Washington State University’s Dr. Katrina Mealey, Ph.D., DVM discovered the gene literally by serendipity. While studying for her advanced degree, she encountered a journal article from the Netherlands. The article discussed treatment of a routine case of mites in laboratory mice, some of which had been engineered to remove the MDR1 gene. All of the mice who were missing the gene died from the treatment.

This caused Mealey to begin research to locate the gene in dogs.

From the WSU Foundation: “Mealey had barely graduated from high school when the antiparastic drug ivermectin came on the market, which quickly became known as a super-weapon for animals and humans against parasites, such as mites, heartworms, and lice. In a small percentage of certain dog breeds, however, veterinarians found an ivermectin treatment could prove fatal. While the antiparastic could cure a poodle, it might kill a collie. Based on those results, veterinarians followed the guideline, ‘White feet; don’t treat.’ But, no one really understood the why behind the differing responses.”

Mealey also invented the cheek swab that tests whether dogs carry the MDR1 gene mutation or not.

“Seventy five percent of Collies have the MDR1 gene mutation that makes them susceptible to fatal reaction to antiparasitic drugs like ivermectin,” Mealey said. “Whereas, Shelties only have 10 percent of the population affected.”

Dominant mutation

The MDR1 mutation is a dominant trait, Mealey added. If a dog has one copy of the gene, it will have drug sensitivity. If it has two copies, it will have more severe sensitivity.

Mealey’s ongoing research has indicated that dosage is the critical component to sensitivity. The low-level dosage of ivermectin contained in heartworm treatment is generally safe, she said, but the super high doses required to treat mange, for example, can be deadly.

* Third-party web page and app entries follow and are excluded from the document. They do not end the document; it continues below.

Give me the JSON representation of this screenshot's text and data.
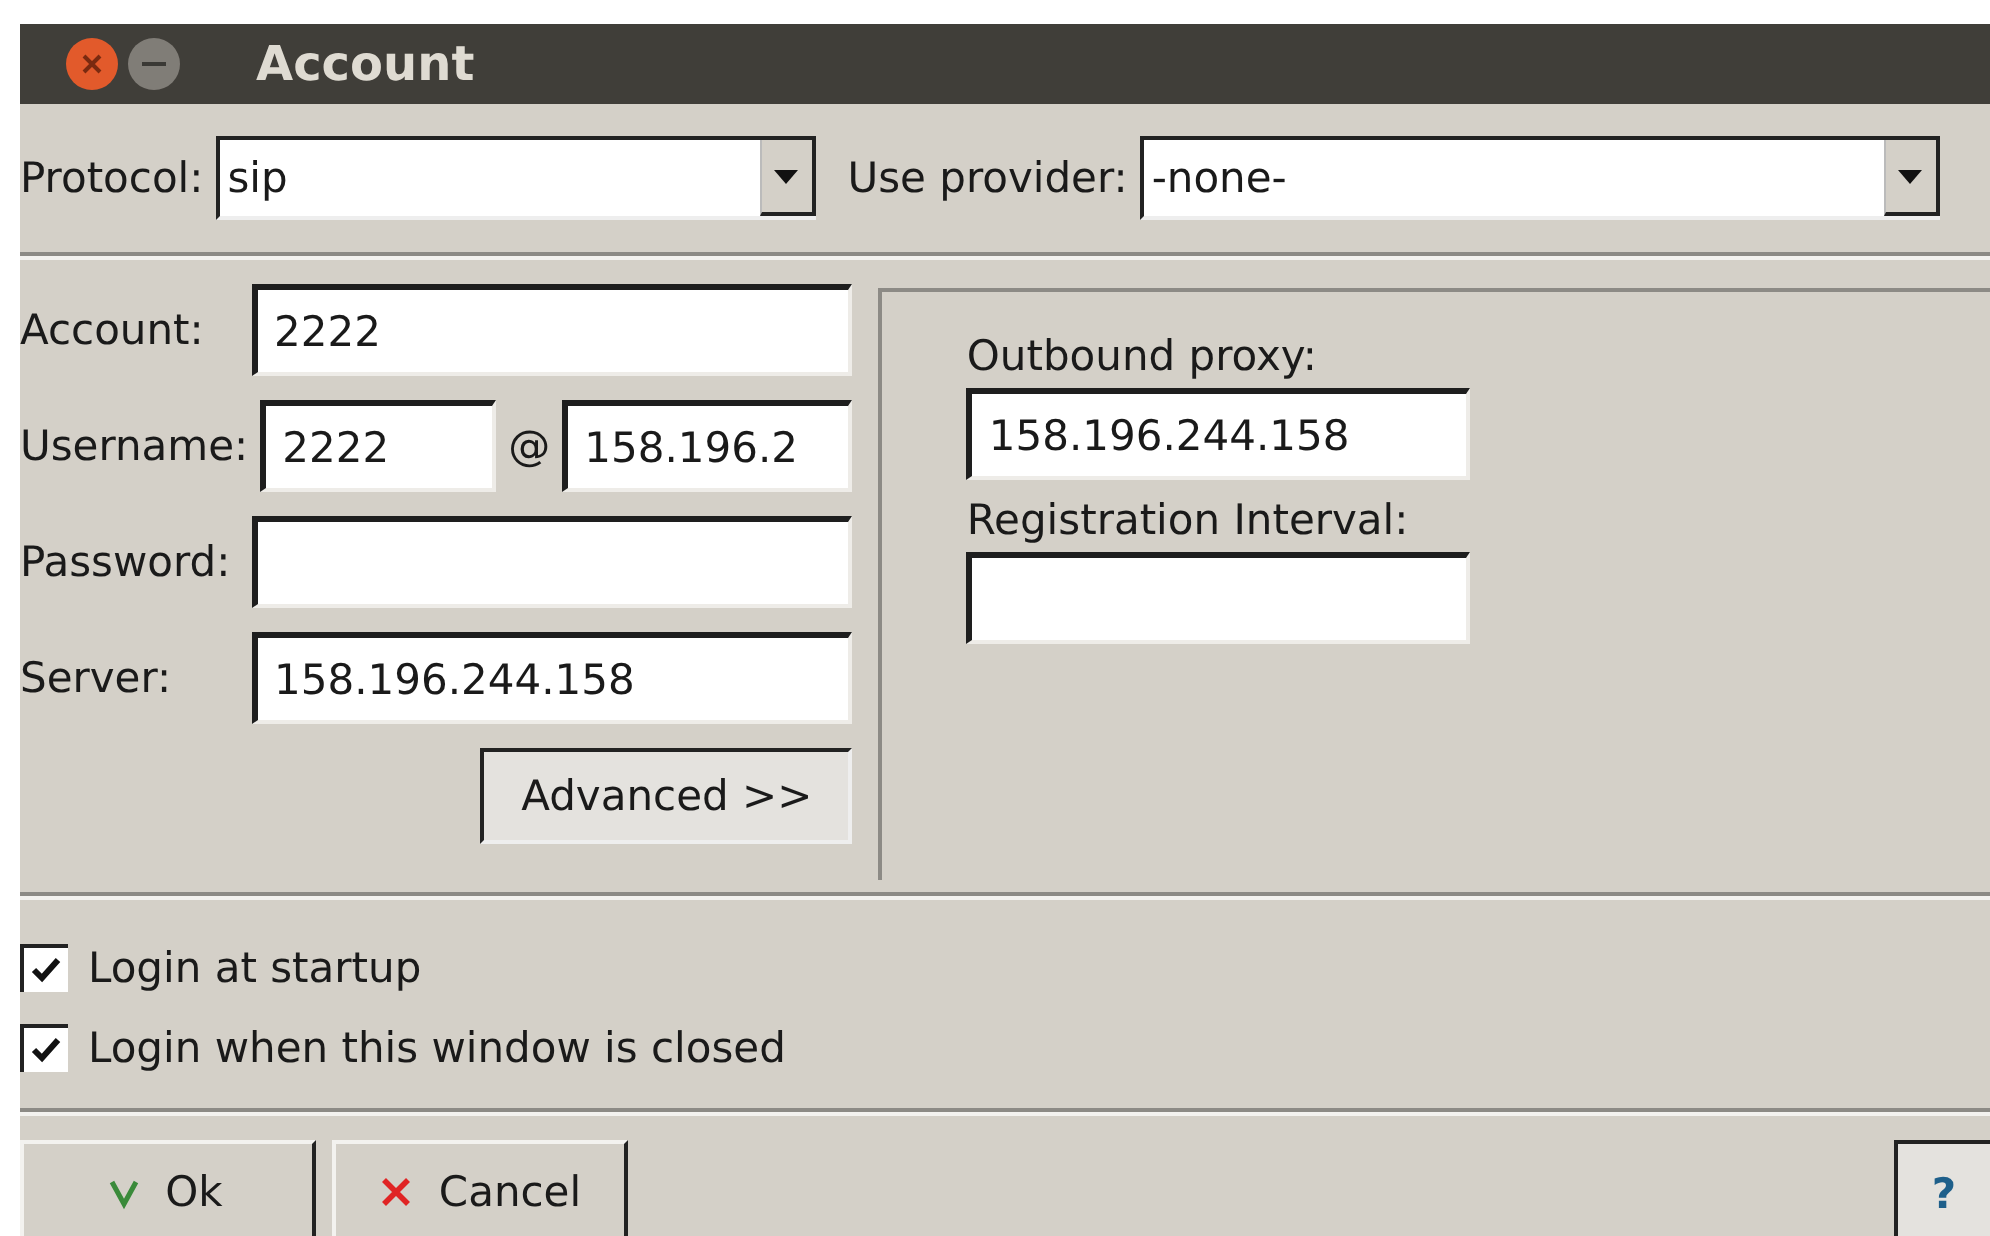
{
  "window": {
    "title": "Account"
  },
  "protocol": {
    "label": "Protocol:",
    "value": "sip"
  },
  "provider": {
    "label": "Use provider:",
    "value": "-none-"
  },
  "account_fields": [
    {
      "kind": "text",
      "label": "Account:",
      "value": "2222"
    },
    {
      "kind": "user_at_domain",
      "label": "Username:",
      "value": "2222",
      "separator": "@",
      "domain": "158.196.2"
    },
    {
      "kind": "text",
      "label": "Password:"
    },
    {
      "kind": "text",
      "label": "Server:",
      "value": "158.196.244.158"
    }
  ],
  "advanced_button": "Advanced >>",
  "advanced": [
    {
      "label": "Outbound proxy:",
      "value": "158.196.244.158"
    },
    {
      "label": "Registration Interval:"
    }
  ],
  "options": [
    {
      "label": "Login at startup",
      "checked": true
    },
    {
      "label": "Login when this window is closed",
      "checked": true
    }
  ],
  "buttons": [
    {
      "kind": "ok",
      "label": "Ok"
    },
    {
      "kind": "cancel",
      "label": "Cancel"
    },
    {
      "kind": "help",
      "label": "?"
    }
  ]
}
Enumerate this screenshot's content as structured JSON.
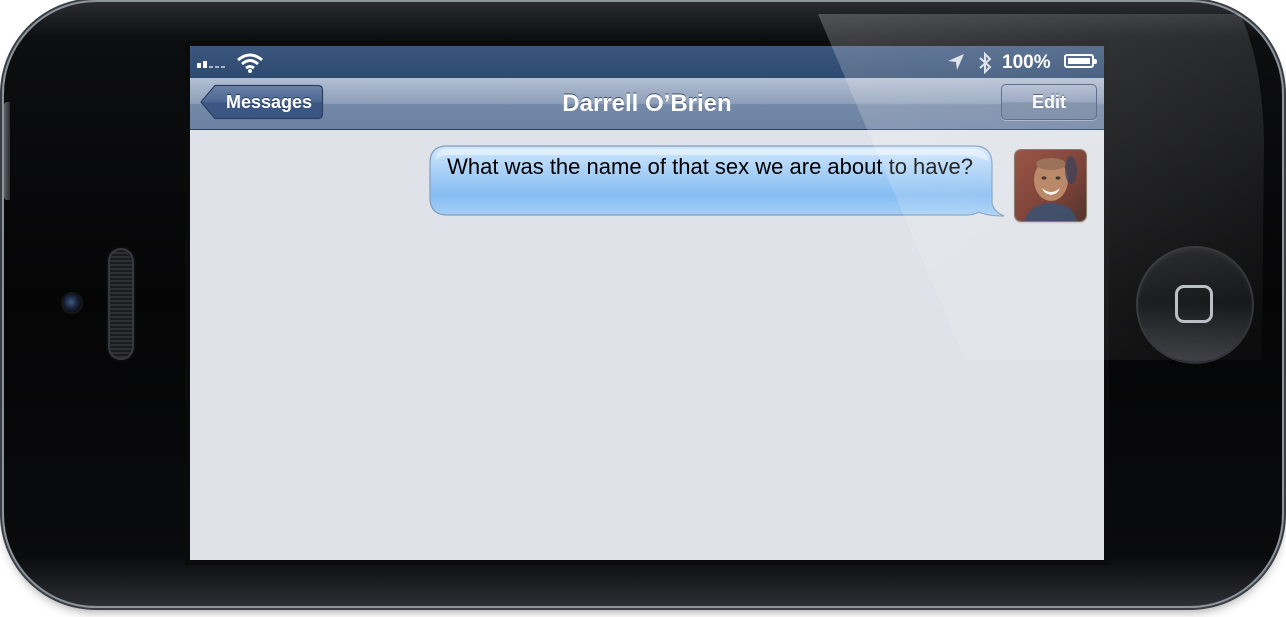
{
  "status_bar": {
    "signal_icon": "cellular-signal-icon",
    "wifi_icon": "wifi-icon",
    "location_icon": "location-arrow-icon",
    "bluetooth_icon": "bluetooth-icon",
    "battery_percent": "100%",
    "battery_icon": "battery-icon"
  },
  "nav": {
    "back_label": "Messages",
    "title": "Darrell O’Brien",
    "edit_label": "Edit"
  },
  "messages": [
    {
      "text": "What was the name of that sex we are about to have?",
      "sender": "Darrell O’Brien",
      "direction": "incoming"
    }
  ],
  "colors": {
    "bubble": "#a9d2f8",
    "nav_bar": "#8e9fb9",
    "status_bar": "#2e4a70",
    "background": "#dfe2e8"
  },
  "device": {
    "home_button_icon": "home-button-icon",
    "camera_icon": "front-camera-icon",
    "speaker_icon": "earpiece-speaker-icon"
  }
}
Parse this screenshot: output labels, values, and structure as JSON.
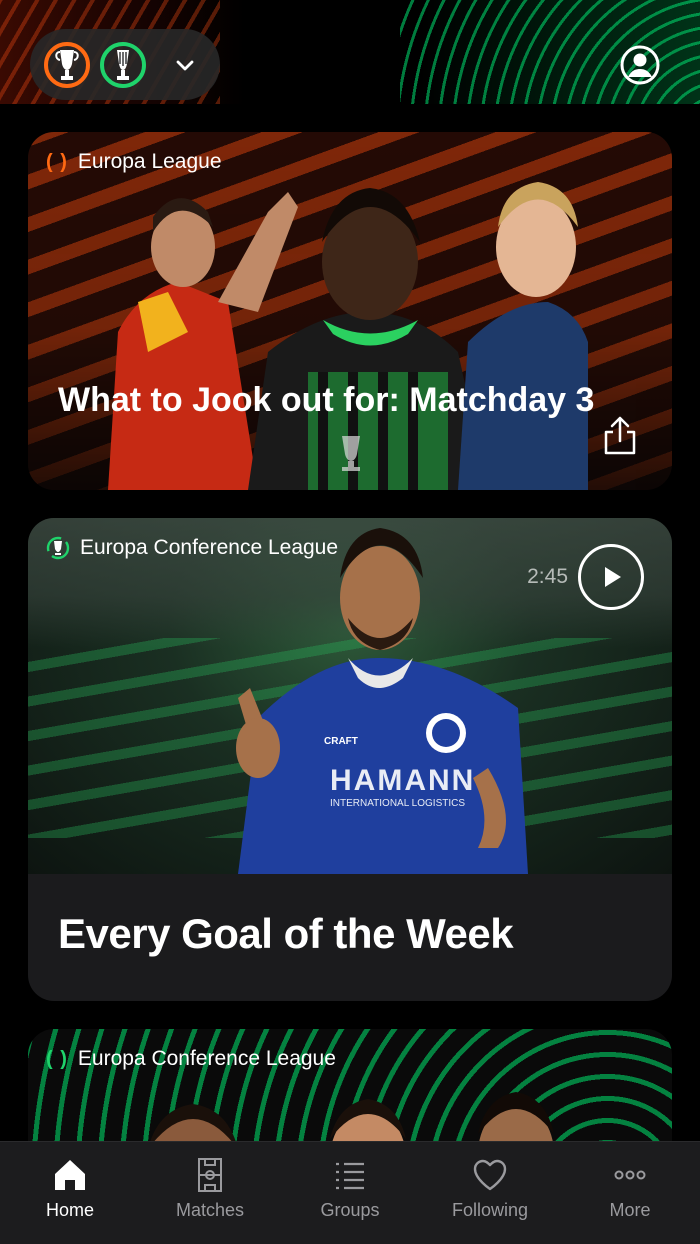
{
  "header": {
    "competitions": [
      "Europa League",
      "Europa Conference League"
    ],
    "switcher_icon": "chevron-down-icon",
    "account_icon": "user-circle-icon"
  },
  "feed": [
    {
      "competition": "Europa League",
      "title": "What to Jook out for: Matchday 3",
      "action_icon": "share-icon",
      "accent": "#ff6a13"
    },
    {
      "competition": "Europa Conference League",
      "duration": "2:45",
      "title": "Every Goal of the Week",
      "action_icon": "play-icon",
      "accent": "#1fd36b"
    },
    {
      "competition": "Europa Conference League",
      "accent": "#1fd36b"
    }
  ],
  "tabbar": {
    "items": [
      {
        "label": "Home",
        "icon": "home-icon",
        "active": true
      },
      {
        "label": "Matches",
        "icon": "pitch-icon",
        "active": false
      },
      {
        "label": "Groups",
        "icon": "list-icon",
        "active": false
      },
      {
        "label": "Following",
        "icon": "heart-icon",
        "active": false
      },
      {
        "label": "More",
        "icon": "more-icon",
        "active": false
      }
    ]
  },
  "colors": {
    "background": "#000000",
    "card": "#1b1b1d",
    "tabbar": "#1c1c1e",
    "europa_orange": "#ff6a13",
    "conference_green": "#1fd36b"
  }
}
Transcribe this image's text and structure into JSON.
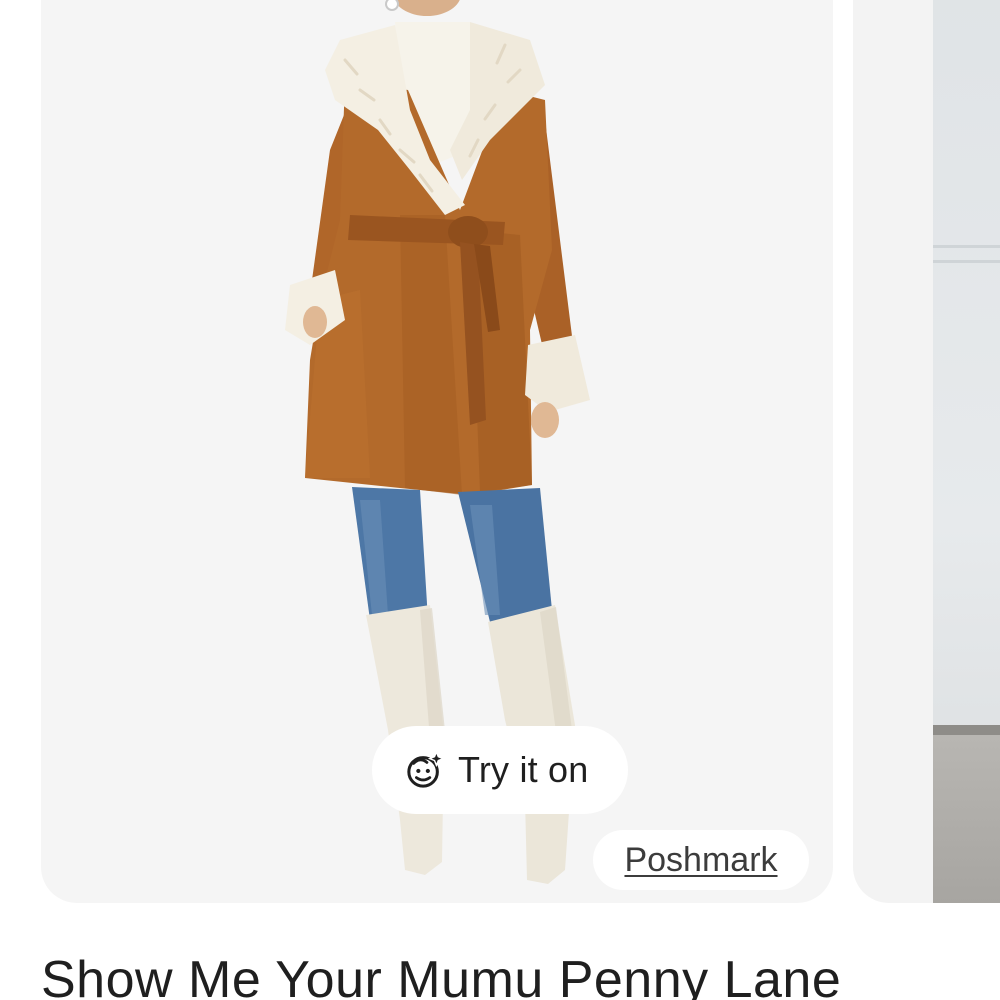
{
  "product": {
    "title": "Show Me Your Mumu Penny Lane",
    "image_icon": "coat-model-photo"
  },
  "try_on": {
    "label": "Try it on",
    "icon": "face-sparkle-icon"
  },
  "source": {
    "label": "Poshmark"
  },
  "colors": {
    "card_bg": "#f5f5f5",
    "coat": "#b36a2b",
    "fur": "#f4efe3",
    "jeans": "#4d77a6",
    "boots": "#ede8dc",
    "text": "#1f1f1f"
  }
}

Mealey has found the mutation in Silken Windhounds and even a very small number of Boxers.

Early effect of popular sire syndrome

According to extensive research at UC-Davis, Mealey said they have concluded that the MDR1  mutation originated in a herding dog before specific breeds were established.

“They theorize this was a dog particularly good at herding sheep, that became a popular sire. By the time breeds were established in the British Isles, they all carried this mutation,” Mealey said.

Researchers have not identified the mutation in herding breeds that originated in other parts of the world. It is seen primarily in Collies, Shetland Sheepdogs, Old English Sheepdogs, Australian Shepherds, etc.

For more information on Mealey’s work, check out: https://foundation.wsu.edu/2018/04/03/dogs-best-friend/